▶ _Task description_: Your reply must be one number: the count of lines in the data below that contain "있습니다".
### Dataset content ###
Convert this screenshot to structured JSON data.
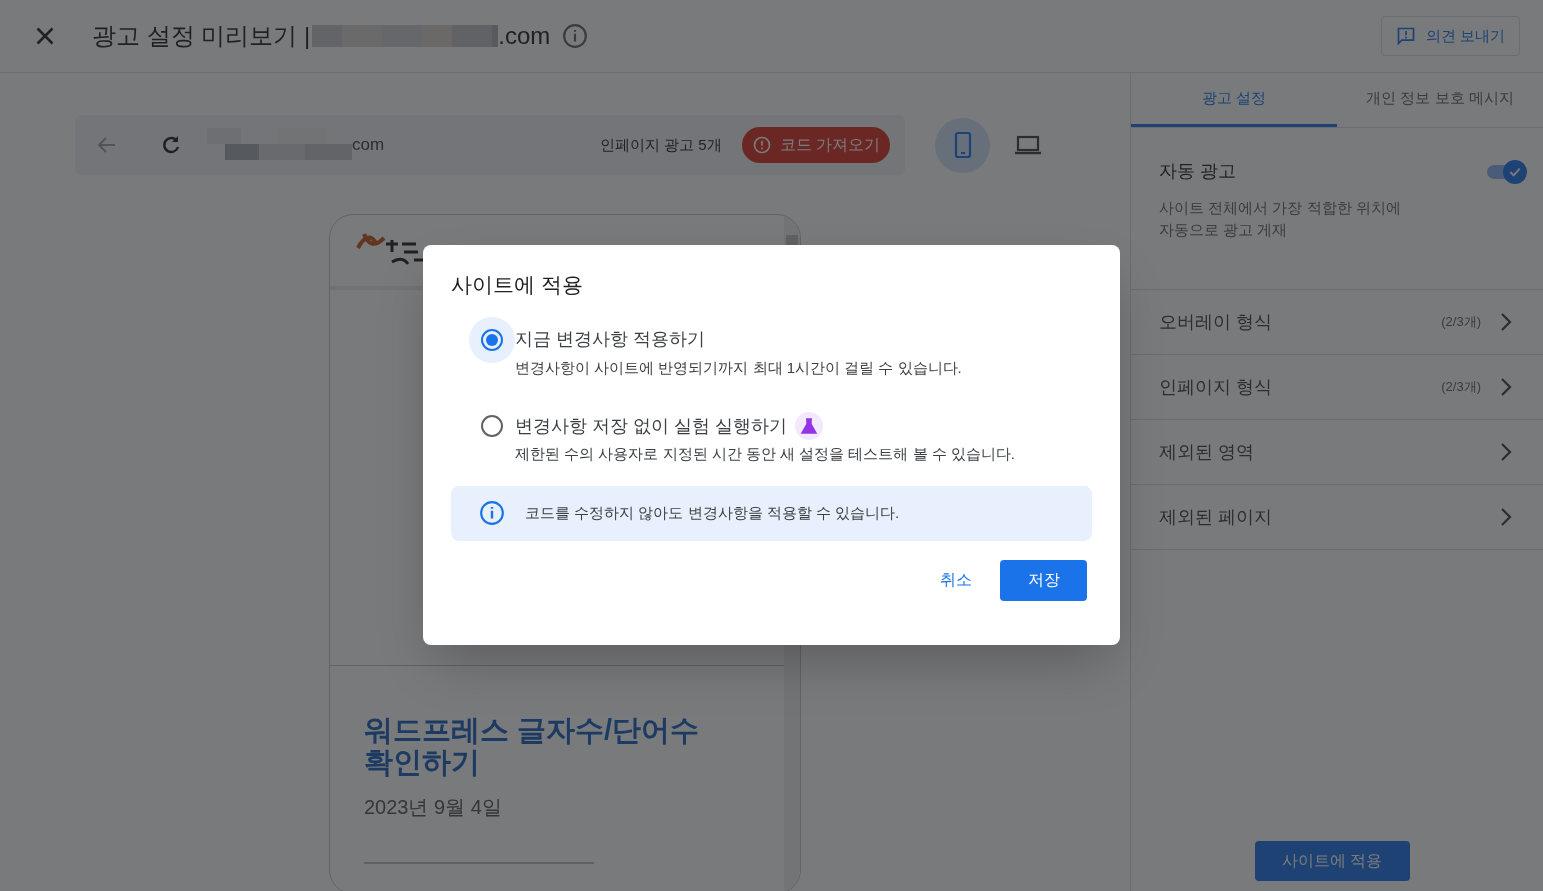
{
  "header": {
    "title": "광고 설정 미리보기 |",
    "domain_suffix": ".com",
    "feedback_button": "의견 보내기"
  },
  "toolbar": {
    "url_suffix": "com",
    "inpage_ads": "인페이지 광고 5개",
    "get_code_button": "코드 가져오기",
    "devices": [
      {
        "kind": "mobile",
        "selected": true
      },
      {
        "kind": "desktop",
        "selected": false
      }
    ]
  },
  "preview": {
    "post_title": "워드프레스 글자수/단어수 확인하기",
    "post_date": "2023년 9월 4일"
  },
  "panel": {
    "tabs": [
      {
        "label": "광고 설정",
        "selected": true
      },
      {
        "label": "개인 정보 보호 메시지",
        "selected": false
      }
    ],
    "auto_ads": {
      "title": "자동 광고",
      "description": "사이트 전체에서 가장 적합한 위치에 자동으로 광고 게재",
      "on": true
    },
    "rows": [
      {
        "label": "오버레이 형식",
        "count": "(2/3개)"
      },
      {
        "label": "인페이지 형식",
        "count": "(2/3개)"
      },
      {
        "label": "제외된 영역"
      },
      {
        "label": "제외된 페이지"
      }
    ],
    "apply_button": "사이트에 적용"
  },
  "dialog": {
    "title": "사이트에 적용",
    "options": [
      {
        "label": "지금 변경사항 적용하기",
        "description": "변경사항이 사이트에 반영되기까지 최대 1시간이 걸릴 수 있습니다.",
        "selected": true,
        "experimental": false
      },
      {
        "label": "변경사항 저장 없이 실험 실행하기",
        "description": "제한된 수의 사용자로 지정된 시간 동안 새 설정을 테스트해 볼 수 있습니다.",
        "selected": false,
        "experimental": true
      }
    ],
    "info": "코드를 수정하지 않아도 변경사항을 적용할 수 있습니다.",
    "cancel_button": "취소",
    "save_button": "저장"
  }
}
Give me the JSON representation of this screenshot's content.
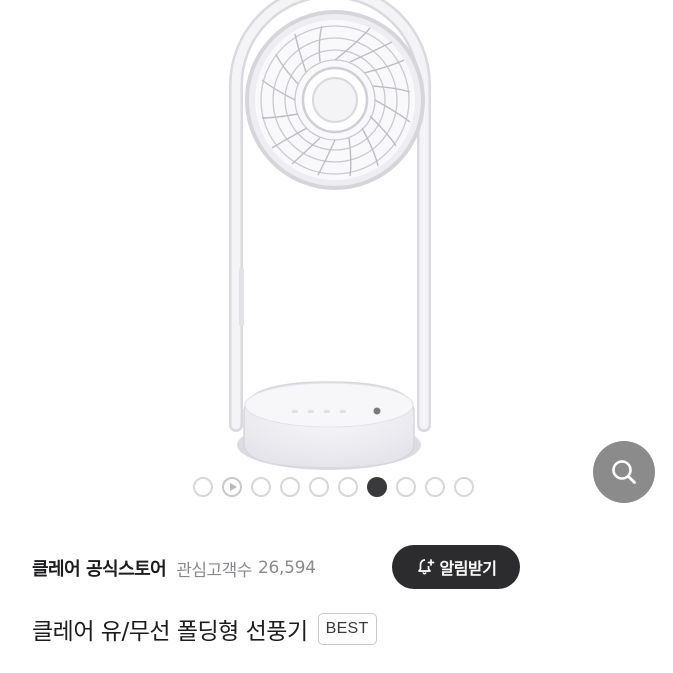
{
  "product_image": {
    "alt_subject": "white folding fan",
    "carousel": {
      "total": 10,
      "active_index": 6,
      "video_index": 1
    }
  },
  "search_button": {
    "icon": "search-icon",
    "color": "#8b8b8b"
  },
  "store": {
    "name": "클레어 공식스토어",
    "follower_label": "관심고객수",
    "follower_count": "26,594",
    "alarm_button_label": "알림받기",
    "alarm_icon": "bell-plus-icon"
  },
  "product": {
    "title": "클레어 유/무선 폴딩형 선풍기",
    "badge": "BEST"
  }
}
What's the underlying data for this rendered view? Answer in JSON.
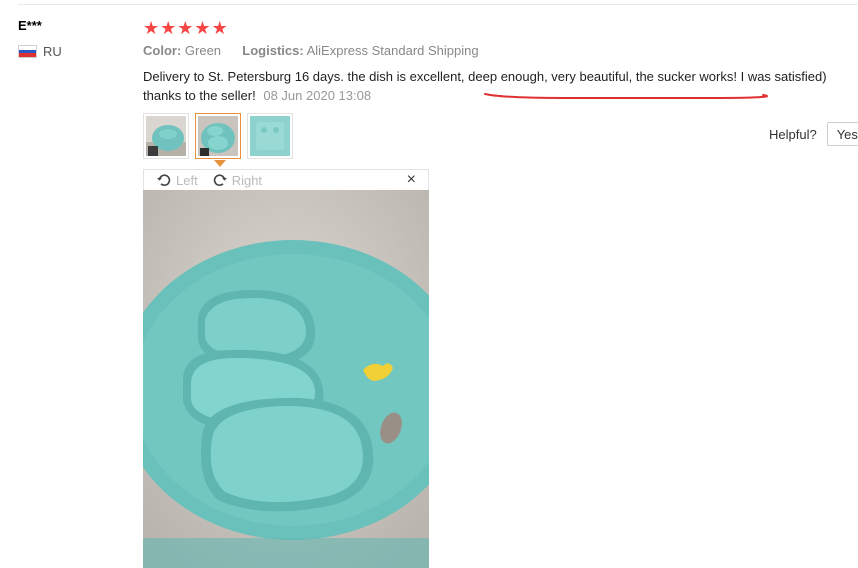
{
  "review": {
    "user": "E***",
    "country": "RU",
    "rating": 5,
    "stars": [
      "★",
      "★",
      "★",
      "★",
      "★"
    ],
    "color_label": "Color:",
    "color_value": "Green",
    "logistics_label": "Logistics:",
    "logistics_value": "AliExpress Standard Shipping",
    "text": "Delivery to St. Petersburg 16 days. the dish is excellent, deep enough, very beautiful, the sucker works! I was satisfied) thanks to the seller!",
    "date": "08 Jun 2020 13:08"
  },
  "helpful": {
    "label": "Helpful?",
    "yes": "Yes"
  },
  "viewer": {
    "rotate_left": "Left",
    "rotate_right": "Right",
    "close": "×"
  },
  "thumbnails": {
    "count": 3,
    "selected_index": 1
  },
  "colors": {
    "star": "#f84545",
    "accent_border": "#e8913f",
    "annotation_underline": "#e03131",
    "plate": "#6fc2bd"
  },
  "icons": {
    "rotate_left": "rotate-left-icon",
    "rotate_right": "rotate-right-icon",
    "close": "close-icon",
    "flag": "russia-flag-icon"
  }
}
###
▶ _Solved exercise_: 3